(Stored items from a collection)

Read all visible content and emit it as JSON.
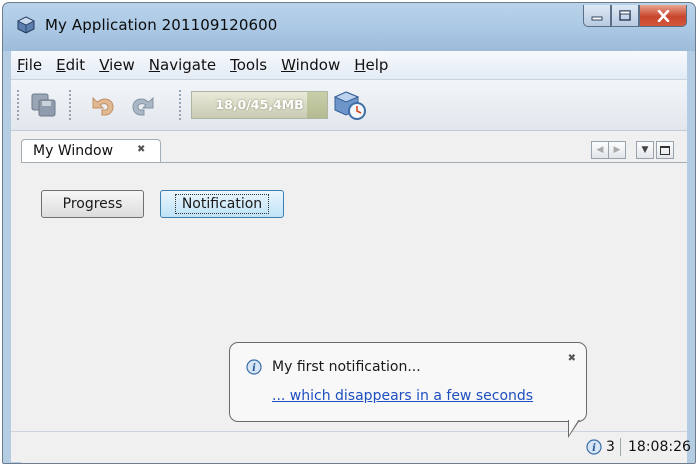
{
  "window": {
    "title": "My Application 201109120600",
    "controls": {
      "minimize": "minimize",
      "maximize": "maximize",
      "close": "close"
    }
  },
  "menubar": {
    "items": [
      {
        "label": "File",
        "mnemonic": "F",
        "rest": "ile"
      },
      {
        "label": "Edit",
        "mnemonic": "E",
        "rest": "dit"
      },
      {
        "label": "View",
        "mnemonic": "V",
        "rest": "iew"
      },
      {
        "label": "Navigate",
        "mnemonic": "N",
        "rest": "avigate"
      },
      {
        "label": "Tools",
        "mnemonic": "T",
        "rest": "ools"
      },
      {
        "label": "Window",
        "mnemonic": "W",
        "rest": "indow"
      },
      {
        "label": "Help",
        "mnemonic": "H",
        "rest": "elp"
      }
    ]
  },
  "toolbar": {
    "memory_label": "18,0/45,4MB",
    "memory_used_mb": 18.0,
    "memory_total_mb": 45.4
  },
  "editor": {
    "tab_label": "My Window",
    "buttons": {
      "progress": "Progress",
      "notification": "Notification"
    }
  },
  "notification": {
    "title": "My first notification...",
    "link": "... which disappears in a few seconds"
  },
  "statusbar": {
    "notification_count": "3",
    "time": "18:08:26"
  },
  "colors": {
    "titlebar": "#a8c6e3",
    "link": "#1e4fbf",
    "close_button": "#c8462c",
    "focused_button": "#bfe3f7"
  }
}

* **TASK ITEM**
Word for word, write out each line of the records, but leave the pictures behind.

* **YOUR SOLUTION**
Read all visible content and emit it as JSON.
{
  "window": {
    "title": "My Application 201109120600",
    "controls": {
      "minimize": "minimize",
      "maximize": "maximize",
      "close": "close"
    }
  },
  "menubar": {
    "items": [
      {
        "label": "File",
        "mnemonic": "F",
        "rest": "ile"
      },
      {
        "label": "Edit",
        "mnemonic": "E",
        "rest": "dit"
      },
      {
        "label": "View",
        "mnemonic": "V",
        "rest": "iew"
      },
      {
        "label": "Navigate",
        "mnemonic": "N",
        "rest": "avigate"
      },
      {
        "label": "Tools",
        "mnemonic": "T",
        "rest": "ools"
      },
      {
        "label": "Window",
        "mnemonic": "W",
        "rest": "indow"
      },
      {
        "label": "Help",
        "mnemonic": "H",
        "rest": "elp"
      }
    ]
  },
  "toolbar": {
    "memory_label": "18,0/45,4MB",
    "memory_used_mb": 18.0,
    "memory_total_mb": 45.4
  },
  "editor": {
    "tab_label": "My Window",
    "buttons": {
      "progress": "Progress",
      "notification": "Notification"
    }
  },
  "notification": {
    "title": "My first notification...",
    "link": "... which disappears in a few seconds"
  },
  "statusbar": {
    "notification_count": "3",
    "time": "18:08:26"
  },
  "colors": {
    "titlebar": "#a8c6e3",
    "link": "#1e4fbf",
    "close_button": "#c8462c",
    "focused_button": "#bfe3f7"
  }
}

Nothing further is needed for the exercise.